Dataset rows for apps and sites:
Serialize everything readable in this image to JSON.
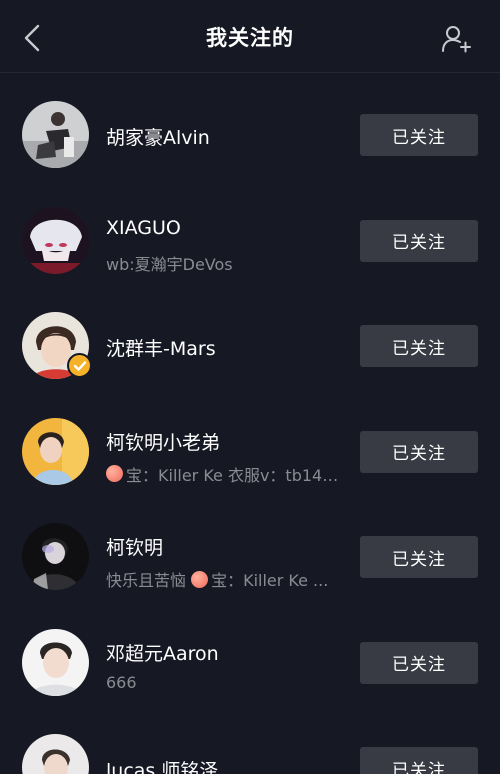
{
  "header": {
    "title": "我关注的"
  },
  "colors": {
    "background": "#161823",
    "button": "#393b44",
    "verified_badge": "#f6b12a",
    "subtext": "#8a8b92"
  },
  "following": [
    {
      "name": "胡家豪Alvin",
      "subtitle": "",
      "button_label": "已关注",
      "verified": false
    },
    {
      "name": "XIAGUO",
      "subtitle": "wb:夏瀚宇DeVos",
      "button_label": "已关注",
      "verified": false
    },
    {
      "name": "沈群丰-Mars",
      "subtitle": "",
      "button_label": "已关注",
      "verified": true
    },
    {
      "name": "柯钦明小老弟",
      "subtitle_prefix": "",
      "subtitle": "宝：Killer Ke 衣服v：tb145...",
      "button_label": "已关注",
      "verified": false
    },
    {
      "name": "柯钦明",
      "subtitle_prefix": "快乐且苦恼 ",
      "subtitle": "宝：Killer Ke ...",
      "button_label": "已关注",
      "verified": false
    },
    {
      "name": "邓超元Aaron",
      "subtitle": "666",
      "button_label": "已关注",
      "verified": false
    },
    {
      "name": "lucas 师铭泽",
      "subtitle": "",
      "button_label": "已关注",
      "verified": false
    }
  ]
}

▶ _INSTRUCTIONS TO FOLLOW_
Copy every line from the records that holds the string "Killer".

▶ _OUTPUT_
      "subtitle": "宝：Killer Ke 衣服v：tb145...",
      "subtitle": "宝：Killer Ke ...",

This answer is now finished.